Then suddenly the sound of the tall grass being crushed went through her skull and she was wide awake. Her mother's paranoia had influenced the eleven-year-old in ways she couldn't even begin to comprehend. She felt the hairs on the back of her neck raise as the sound grew closer, closer. She opened her mouth and a glove closed down on it. She gasped.
"You don't want to wake him up, do you?" A smooth voice she hadn't heard in years asked as the men dressed in black walked by her and a light, brighter than any fireworks, glowed blindingly as he turned her to face it...
As he led her toward the glowing light, behind her Alex stirred, yawning, his little eyelids blinking against the blinding light. He saw glimpses of his sister being led away, wondered what was happening, and softly slipped back into sleep.
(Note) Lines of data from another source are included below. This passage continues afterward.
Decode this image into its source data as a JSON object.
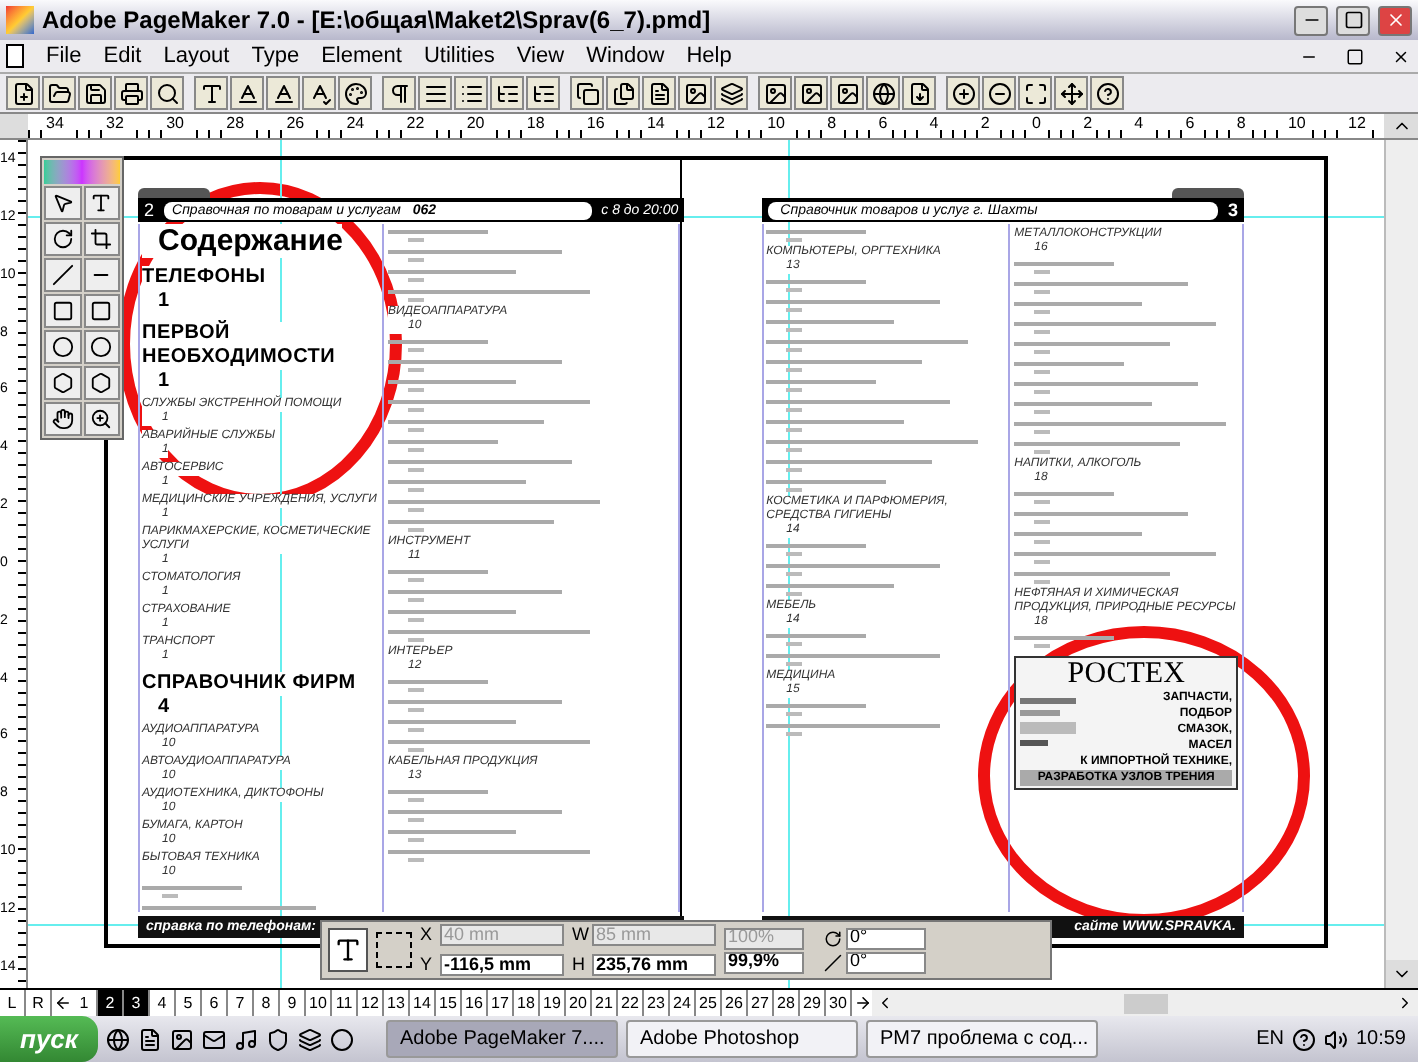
{
  "window": {
    "title": "Adobe PageMaker 7.0 - [E:\\общая\\Maket2\\Sprav(6_7).pmd]"
  },
  "menu": [
    "File",
    "Edit",
    "Layout",
    "Type",
    "Element",
    "Utilities",
    "View",
    "Window",
    "Help"
  ],
  "ruler": {
    "horizontal": [
      "34",
      "32",
      "30",
      "28",
      "26",
      "24",
      "22",
      "20",
      "18",
      "16",
      "14",
      "12",
      "10",
      "8",
      "6",
      "4",
      "2",
      "0",
      "2",
      "4",
      "6",
      "8",
      "10",
      "12"
    ],
    "vertical": [
      "14",
      "12",
      "10",
      "8",
      "6",
      "4",
      "2",
      "0",
      "2",
      "4",
      "6",
      "8",
      "10",
      "12",
      "14"
    ]
  },
  "left_page": {
    "number": "2",
    "header": "Справочная по товарам и услугам",
    "code": "062",
    "hours": "с 8 до 20:00",
    "contents_title": "Содержание",
    "column_1": [
      {
        "kind": "heading",
        "text": "ТЕЛЕФОНЫ",
        "page": "1"
      },
      {
        "kind": "heading",
        "text": "ПЕРВОЙ НЕОБХОДИМОСТИ",
        "page": "1"
      },
      {
        "kind": "entry",
        "text": "СЛУЖБЫ ЭКСТРЕННОЙ ПОМОЩИ",
        "page": "1"
      },
      {
        "kind": "entry",
        "text": "АВАРИЙНЫЕ СЛУЖБЫ",
        "page": "1"
      },
      {
        "kind": "entry",
        "text": "АВТОСЕРВИС",
        "page": "1"
      },
      {
        "kind": "entry",
        "text": "МЕДИЦИНСКИЕ УЧРЕЖДЕНИЯ, УСЛУГИ",
        "page": "1"
      },
      {
        "kind": "entry",
        "text": "ПАРИКМАХЕРСКИЕ, КОСМЕТИЧЕСКИЕ УСЛУГИ",
        "page": "1"
      },
      {
        "kind": "entry",
        "text": "СТОМАТОЛОГИЯ",
        "page": "1"
      },
      {
        "kind": "entry",
        "text": "СТРАХОВАНИЕ",
        "page": "1"
      },
      {
        "kind": "entry",
        "text": "ТРАНСПОРТ",
        "page": "1"
      },
      {
        "kind": "heading",
        "text": "СПРАВОЧНИК ФИРМ",
        "page": "4"
      },
      {
        "kind": "entry",
        "text": "АУДИОАППАРАТУРА",
        "page": "10"
      },
      {
        "kind": "entry",
        "text": "АВТОАУДИОАППАРАТУРА",
        "page": "10"
      },
      {
        "kind": "entry",
        "text": "АУДИОТЕХНИКА, ДИКТОФОНЫ",
        "page": "10"
      },
      {
        "kind": "entry",
        "text": "БУМАГА, КАРТОН",
        "page": "10"
      },
      {
        "kind": "entry",
        "text": "БЫТОВАЯ ТЕХНИКА",
        "page": "10"
      }
    ],
    "column_2": [
      {
        "kind": "entry",
        "text": "ВИДЕОАППАРАТУРА",
        "page": "10"
      },
      {
        "kind": "entry",
        "text": "ИНСТРУМЕНТ",
        "page": "11"
      },
      {
        "kind": "entry",
        "text": "ИНТЕРЬЕР",
        "page": "12"
      },
      {
        "kind": "entry",
        "text": "КАБЕЛЬНАЯ ПРОДУКЦИЯ",
        "page": "13"
      }
    ],
    "footer": "справка по телефонам:"
  },
  "right_page": {
    "number": "3",
    "header": "Справочник товаров и услуг г. Шахты",
    "column_1": [
      {
        "kind": "entry",
        "text": "КОМПЬЮТЕРЫ, ОРГТЕХНИКА",
        "page": "13"
      },
      {
        "kind": "entry",
        "text": "КОСМЕТИКА И ПАРФЮМЕРИЯ, СРЕДСТВА ГИГИЕНЫ",
        "page": "14"
      },
      {
        "kind": "entry",
        "text": "МЕБЕЛЬ",
        "page": "14"
      },
      {
        "kind": "entry",
        "text": "МЕДИЦИНА",
        "page": "15"
      }
    ],
    "column_2": [
      {
        "kind": "entry",
        "text": "МЕТАЛЛОКОНСТРУКЦИИ",
        "page": "16"
      },
      {
        "kind": "entry",
        "text": "НАПИТКИ, АЛКОГОЛЬ",
        "page": "18"
      },
      {
        "kind": "entry",
        "text": "НЕФТЯНАЯ И ХИМИЧЕСКАЯ ПРОДУКЦИЯ, ПРИРОДНЫЕ РЕСУРСЫ",
        "page": "18"
      }
    ],
    "ad": {
      "brand": "РОСТЕХ",
      "lines": [
        "ЗАПЧАСТИ,",
        "ПОДБОР",
        "СМАЗОК,",
        "МАСЕЛ",
        "К ИМПОРТНОЙ ТЕХНИКЕ,"
      ],
      "banner": "РАЗРАБОТКА УЗЛОВ ТРЕНИЯ"
    },
    "footer": "сайте WWW.SPRAVKA."
  },
  "control_palette": {
    "x_label": "X",
    "x": "40 mm",
    "y_label": "Y",
    "y": "-116,5 mm",
    "w_label": "W",
    "w": "85 mm",
    "h_label": "H",
    "h": "235,76 mm",
    "scale_w": "100%",
    "scale_h": "99,9%",
    "rotation": "0°",
    "skew": "0°"
  },
  "page_tabs": [
    {
      "label": "L",
      "selected": false
    },
    {
      "label": "R",
      "selected": false
    },
    {
      "label": "1",
      "selected": false
    },
    {
      "label": "2",
      "selected": true
    },
    {
      "label": "3",
      "selected": true
    },
    {
      "label": "4",
      "selected": false
    },
    {
      "label": "5",
      "selected": false
    },
    {
      "label": "6",
      "selected": false
    },
    {
      "label": "7",
      "selected": false
    },
    {
      "label": "8",
      "selected": false
    },
    {
      "label": "9",
      "selected": false
    },
    {
      "label": "10",
      "selected": false
    },
    {
      "label": "11",
      "selected": false
    },
    {
      "label": "12",
      "selected": false
    },
    {
      "label": "13",
      "selected": false
    },
    {
      "label": "14",
      "selected": false
    },
    {
      "label": "15",
      "selected": false
    },
    {
      "label": "16",
      "selected": false
    },
    {
      "label": "17",
      "selected": false
    },
    {
      "label": "18",
      "selected": false
    },
    {
      "label": "19",
      "selected": false
    },
    {
      "label": "20",
      "selected": false
    },
    {
      "label": "21",
      "selected": false
    },
    {
      "label": "22",
      "selected": false
    },
    {
      "label": "23",
      "selected": false
    },
    {
      "label": "24",
      "selected": false
    },
    {
      "label": "25",
      "selected": false
    },
    {
      "label": "26",
      "selected": false
    },
    {
      "label": "27",
      "selected": false
    },
    {
      "label": "28",
      "selected": false
    },
    {
      "label": "29",
      "selected": false
    },
    {
      "label": "30",
      "selected": false
    }
  ],
  "taskbar": {
    "start": "пуск",
    "tasks": [
      {
        "label": "Adobe PageMaker 7....",
        "selected": true
      },
      {
        "label": "Adobe Photoshop",
        "selected": false
      },
      {
        "label": "PM7 проблема с сод...",
        "selected": false
      }
    ],
    "language": "EN",
    "clock": "10:59"
  }
}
The sun rose as it did every morning, giving the landscape light and warmth. Alex stirred and rubbed his eyes, and a flash of the dream <was it a dream?> echoed through his seven-year-old mind. Anna, and the light...
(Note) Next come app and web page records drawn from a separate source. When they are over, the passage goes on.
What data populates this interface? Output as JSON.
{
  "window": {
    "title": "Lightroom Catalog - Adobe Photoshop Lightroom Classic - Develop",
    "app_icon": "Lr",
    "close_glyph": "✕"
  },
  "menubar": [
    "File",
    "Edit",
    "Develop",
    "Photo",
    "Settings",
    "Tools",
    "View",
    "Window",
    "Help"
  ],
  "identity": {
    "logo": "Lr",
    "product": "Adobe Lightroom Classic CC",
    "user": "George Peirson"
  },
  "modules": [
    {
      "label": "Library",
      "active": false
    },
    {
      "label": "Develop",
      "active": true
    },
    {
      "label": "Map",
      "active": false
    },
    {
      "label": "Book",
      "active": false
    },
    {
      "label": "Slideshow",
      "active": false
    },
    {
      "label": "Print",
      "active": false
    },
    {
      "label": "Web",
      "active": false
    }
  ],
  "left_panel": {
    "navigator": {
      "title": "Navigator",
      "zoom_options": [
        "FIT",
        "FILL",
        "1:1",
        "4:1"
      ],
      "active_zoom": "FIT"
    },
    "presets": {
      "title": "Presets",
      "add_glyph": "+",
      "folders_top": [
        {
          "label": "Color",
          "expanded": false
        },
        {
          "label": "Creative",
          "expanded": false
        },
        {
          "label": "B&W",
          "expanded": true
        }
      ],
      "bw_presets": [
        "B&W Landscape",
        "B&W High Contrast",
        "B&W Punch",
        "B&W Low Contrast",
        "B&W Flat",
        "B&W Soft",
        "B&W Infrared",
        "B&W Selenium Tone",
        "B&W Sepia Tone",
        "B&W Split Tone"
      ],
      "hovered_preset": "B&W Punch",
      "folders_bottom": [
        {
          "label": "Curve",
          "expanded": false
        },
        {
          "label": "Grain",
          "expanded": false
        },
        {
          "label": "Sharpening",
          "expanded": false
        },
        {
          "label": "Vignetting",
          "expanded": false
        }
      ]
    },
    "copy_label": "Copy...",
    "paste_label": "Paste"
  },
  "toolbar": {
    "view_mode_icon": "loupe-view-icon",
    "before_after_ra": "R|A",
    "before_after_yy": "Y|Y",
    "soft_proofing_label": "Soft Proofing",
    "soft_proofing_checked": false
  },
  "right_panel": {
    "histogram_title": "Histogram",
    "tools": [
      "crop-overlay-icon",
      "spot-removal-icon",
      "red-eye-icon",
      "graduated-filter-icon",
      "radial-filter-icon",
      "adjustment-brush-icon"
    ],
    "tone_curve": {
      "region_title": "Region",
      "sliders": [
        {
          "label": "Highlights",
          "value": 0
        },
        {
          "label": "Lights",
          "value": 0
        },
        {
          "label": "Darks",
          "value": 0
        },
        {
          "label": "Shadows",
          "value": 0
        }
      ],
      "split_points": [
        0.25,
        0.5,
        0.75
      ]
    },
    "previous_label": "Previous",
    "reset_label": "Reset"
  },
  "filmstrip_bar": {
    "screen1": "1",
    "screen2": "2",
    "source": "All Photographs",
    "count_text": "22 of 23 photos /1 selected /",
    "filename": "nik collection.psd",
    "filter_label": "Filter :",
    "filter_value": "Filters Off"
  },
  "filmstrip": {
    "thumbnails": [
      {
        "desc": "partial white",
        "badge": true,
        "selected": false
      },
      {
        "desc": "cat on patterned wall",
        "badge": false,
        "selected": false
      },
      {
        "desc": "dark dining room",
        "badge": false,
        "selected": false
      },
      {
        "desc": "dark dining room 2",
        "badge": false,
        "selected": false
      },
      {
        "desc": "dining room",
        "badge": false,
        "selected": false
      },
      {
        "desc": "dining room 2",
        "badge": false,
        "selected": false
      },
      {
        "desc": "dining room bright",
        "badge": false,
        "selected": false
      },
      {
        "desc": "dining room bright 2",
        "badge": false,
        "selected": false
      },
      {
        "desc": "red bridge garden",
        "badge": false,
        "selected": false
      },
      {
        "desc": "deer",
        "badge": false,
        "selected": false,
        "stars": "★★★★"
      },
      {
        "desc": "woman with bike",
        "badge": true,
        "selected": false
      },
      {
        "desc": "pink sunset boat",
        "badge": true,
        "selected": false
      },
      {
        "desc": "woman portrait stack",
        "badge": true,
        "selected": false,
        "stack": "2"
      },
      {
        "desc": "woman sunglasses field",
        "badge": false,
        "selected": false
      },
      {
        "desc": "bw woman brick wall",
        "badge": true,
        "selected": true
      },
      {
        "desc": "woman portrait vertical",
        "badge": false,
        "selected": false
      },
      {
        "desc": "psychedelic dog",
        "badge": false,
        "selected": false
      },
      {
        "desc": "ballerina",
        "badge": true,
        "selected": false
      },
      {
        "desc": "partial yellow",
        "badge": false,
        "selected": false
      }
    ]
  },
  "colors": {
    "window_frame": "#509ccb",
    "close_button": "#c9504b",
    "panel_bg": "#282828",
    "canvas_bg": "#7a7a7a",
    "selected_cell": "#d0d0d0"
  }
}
He walked sleepily through the house, calling for her, for his mother, but his only answer was his own voice, echoing off the walls. He walked up the stairs, the blue blanket trailing after him, brushing softly on the stairs.
Except for the fireplace's crackling, his mother's study was as silent as a cathedral. Katanya lay on the floor, her long dark hair like a black shroud around her motionless body. "Mommy, wake up." Alex said, shaking her. <Come on, Mommy, stop playing!> he thought desperately as he shook her, but she remained cold and lifeless. Then he felt the hand on his shoulder and turned, his eyes wide.
"She's dead, Alex." He only stated the fact, his expression giving no emotion, not even when the tiny seven-year-old's eyes filled with tears. His only response was to pick him up and quietly carry him out of the house.
Two hours later, the smoking man walked down another hall and peered through a glass window to see the young girl lying on the stainless steel table, rose his eyebrows, took another drag on his cigarette, and passed on.
Anna drifted somewhere through a syrupy state of unconsciousness, barely above the pain that shrieked from every cell of her body. Her mother brushed back the syrup from her mind for a moment. Anna reached out for her, crying softly in desperation.
Her voice echoed from the ethers: "Oh, devotchka, I'm so sorry....."